Although most public cloud providers have a way to log activity by users with access credentials, tracking log analysis is limited and can be hard to sift through. This is especially true after a document is downloaded, copied or shared with a third party. While stored and accessed in the cloud, document activity is logged. But once a credentialed user downloads documents, all bets are off. Cloud logs provide no visibility into where this data goes after it leaves the cloud. No amount of DLP, DRM or CASB will change this.
In its most basic terms, cloud data loss risk monitoring involves dynamic tracking and automated analysis of cloud activity logs. Leveraging telemetry and geofence technology, this approach even allows enterprises to monitor documents after they leave a cloud share. Cloud data loss risk monitoring plugs a visibility gap organizations have been struggling with for years.

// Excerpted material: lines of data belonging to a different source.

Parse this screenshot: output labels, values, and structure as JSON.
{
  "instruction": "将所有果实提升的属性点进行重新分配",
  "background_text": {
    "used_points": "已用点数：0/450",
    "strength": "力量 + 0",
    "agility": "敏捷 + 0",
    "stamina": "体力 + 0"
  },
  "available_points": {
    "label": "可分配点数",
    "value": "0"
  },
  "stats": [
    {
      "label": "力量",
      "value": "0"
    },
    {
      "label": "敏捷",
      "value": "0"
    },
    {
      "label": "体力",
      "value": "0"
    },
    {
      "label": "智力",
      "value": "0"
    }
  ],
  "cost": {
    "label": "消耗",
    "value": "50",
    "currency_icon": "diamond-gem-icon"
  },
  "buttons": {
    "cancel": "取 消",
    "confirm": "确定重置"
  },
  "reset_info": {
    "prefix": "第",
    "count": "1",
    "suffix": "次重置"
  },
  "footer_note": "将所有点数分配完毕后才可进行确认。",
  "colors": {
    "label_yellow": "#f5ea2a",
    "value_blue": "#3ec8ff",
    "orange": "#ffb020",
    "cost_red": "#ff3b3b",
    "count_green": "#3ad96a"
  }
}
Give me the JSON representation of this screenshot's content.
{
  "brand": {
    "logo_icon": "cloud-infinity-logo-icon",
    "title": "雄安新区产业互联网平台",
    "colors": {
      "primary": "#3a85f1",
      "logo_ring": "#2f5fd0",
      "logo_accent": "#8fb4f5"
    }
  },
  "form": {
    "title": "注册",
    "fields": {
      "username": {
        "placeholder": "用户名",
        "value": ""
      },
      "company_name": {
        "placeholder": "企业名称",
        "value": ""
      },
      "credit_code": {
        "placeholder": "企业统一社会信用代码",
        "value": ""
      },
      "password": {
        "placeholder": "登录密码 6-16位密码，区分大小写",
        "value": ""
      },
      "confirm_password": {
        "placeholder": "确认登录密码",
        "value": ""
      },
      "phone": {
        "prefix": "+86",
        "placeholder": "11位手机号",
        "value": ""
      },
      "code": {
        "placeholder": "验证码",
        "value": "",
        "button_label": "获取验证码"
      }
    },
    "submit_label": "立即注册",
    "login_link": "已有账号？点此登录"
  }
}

Cloud data loss risk monitoring can also be configured to an organization’s established security policy to detect and respond to data loss resulting from stolen credentials, insider threats, malicious third parties, ransomware and human error. AI technology can substantially automate the analysis and detection of data loss and security policy violations.
Building a more secure public cloud

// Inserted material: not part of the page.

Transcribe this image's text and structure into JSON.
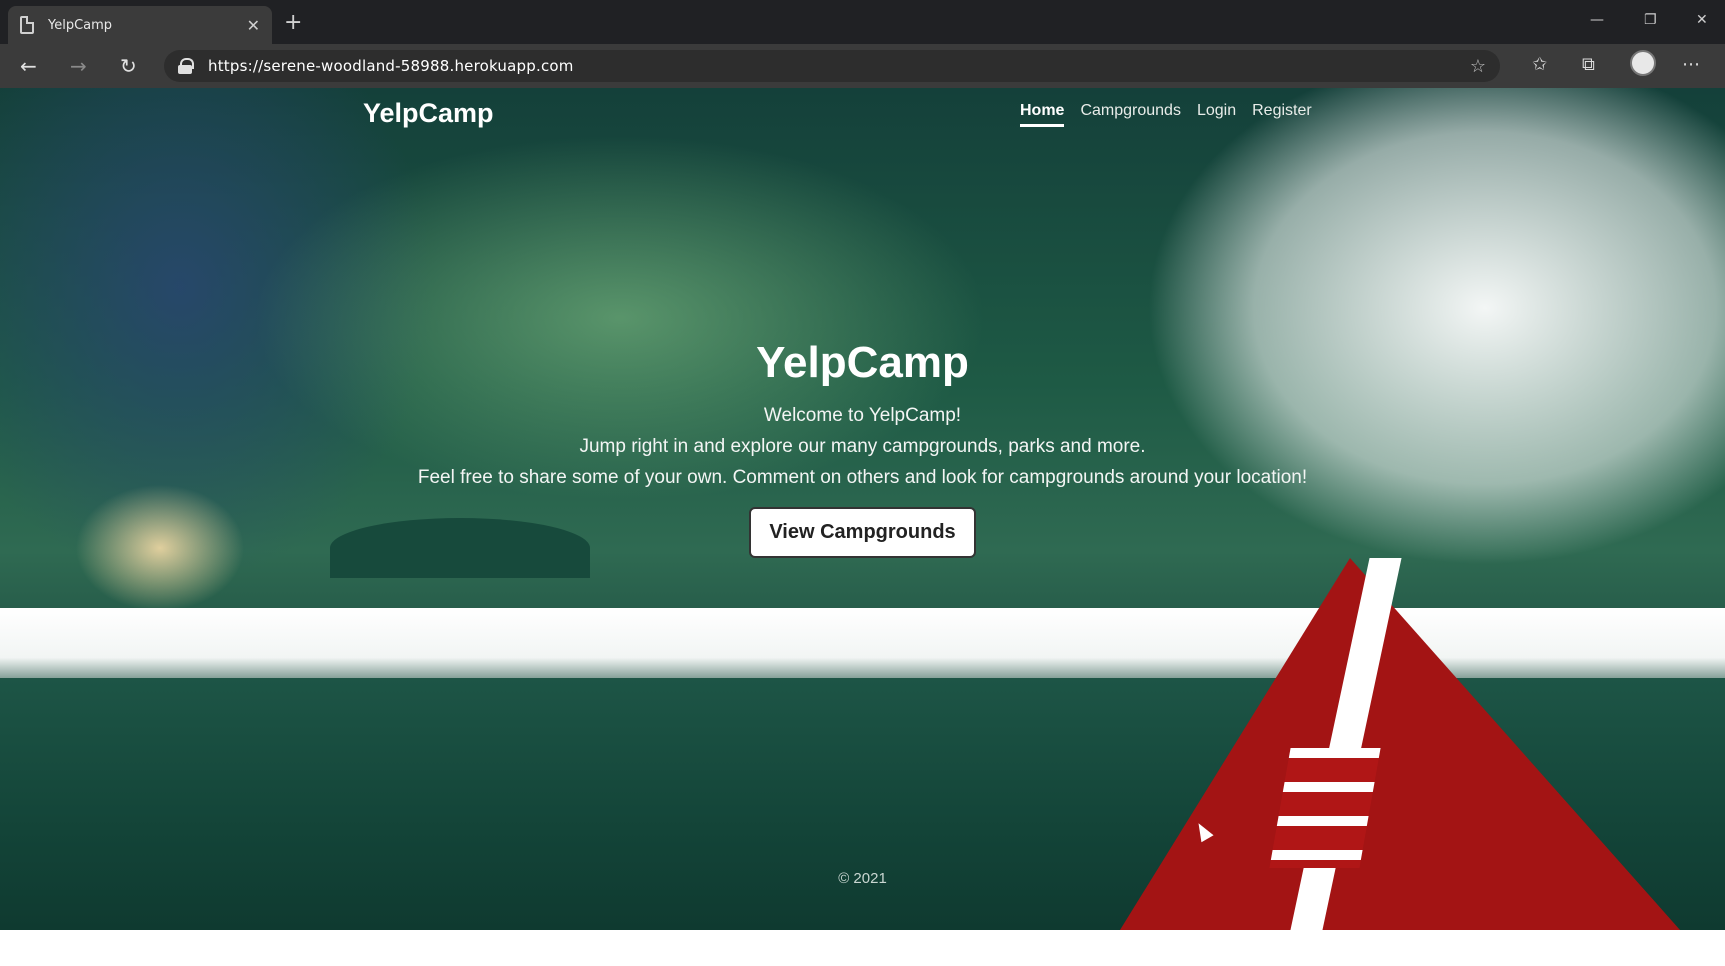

Allure Security offers cloud data loss risk monitoring for Microsoft Office365, OneDrive, Sharepoint, and Teams. The Allure platform continuously watches and analyzes log activity, extends visibility even after a document is downloaded, copied or shared with a third party, and surfaces risks based on unique data loss indicators.
GRA Quantum is an early adopter of Allure’s cloud data loss risk monitoring. The global cybersecurity services firm operates in multiple locations around the world. As a provider of cybersecurity services, GRA Quantum takes the trust of its customers and their security infrastructure very seriously. Most of the tools they sell to their clients are the technologies they themselves use.

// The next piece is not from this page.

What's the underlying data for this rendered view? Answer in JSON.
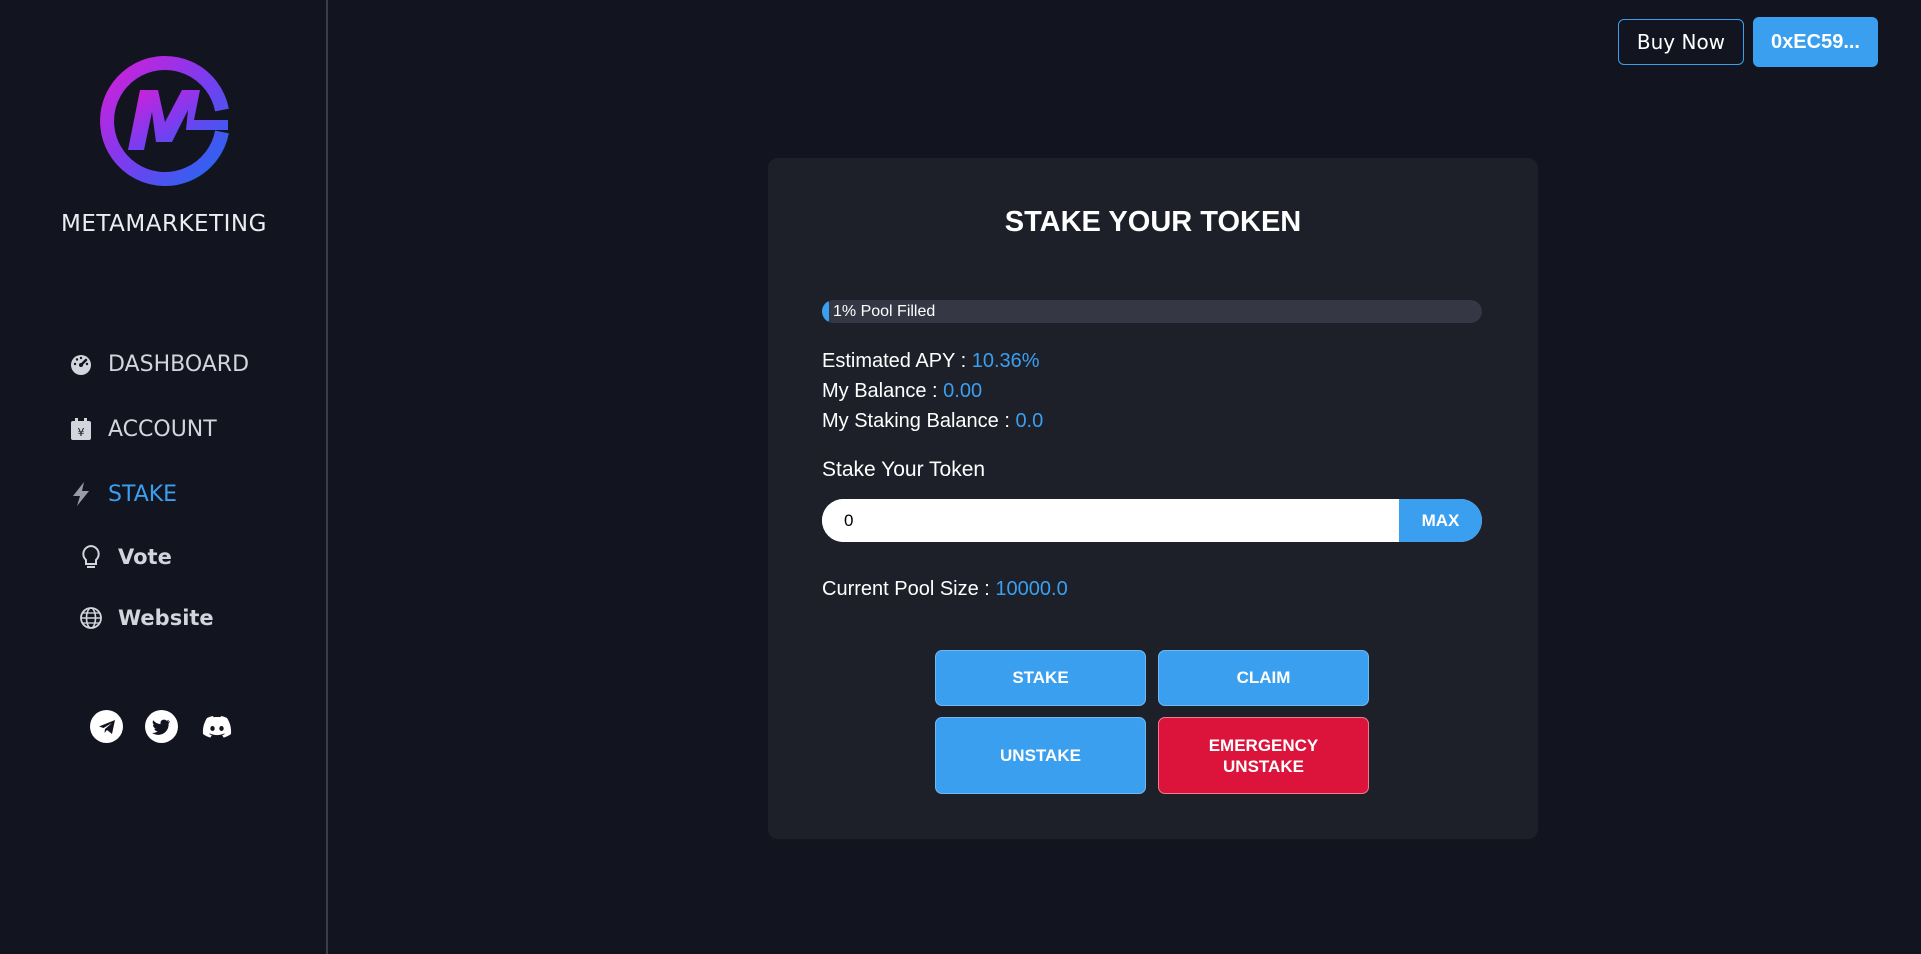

The Allure cloud data loss risk monitoring platform gave GRA Quantum a greater understanding of OneDrive use in various locations, given its ability to enrich log activity with geolocation details and provide strategic alerts based on specific criteria. GRA organized its Allure account to issue alerts whenever a document was accessed in a location or region where the company has no office. For other regions, the company arranged for alerts geared more toward informing the security team only when an attempt to access falls outside of the company’s security policy. In these cases, the team sometimes gets “false positives,” but even these warnings can provide beneficial insights and therefore are not a waste of time to investigate. As an example, Allure reported that a GRA administrative assistant working in the United States opened a file in the Philippines. Once the security team was alerted to the unusual activity, a quick phone call confirmed that this person utilized a VPN to access the file.
The asymmetry of attacker and defender continues to plague security operations teams. As more companies push sensitive data into public clouds, the ability to monitor these documents and understand who is accessing them — and where — becomes even more important.
About the author
Dr. Salvatore Stolfo, PhD is the founder and CTO of Allure Security. A professor of computer science and artificial intelligence at Columbia University since 1979, Dr. Stolfo has spent a career figuring out how people think and how to make computers and systems think like people. Dr. Stolfo has been granted over 80 patents and has published over 250 papers and books in the areas of parallel computing, AI knowledge-based systems, data mining, computer security and intrusion detection systems. His research has been supported by numerous government agencies, including DARPA, NSF, ONR, IARPA, AFOSR, ARO, NIST, and DHS. He was recently elevated to IEEE Fellow for his contributions to machine learning applied to computer security.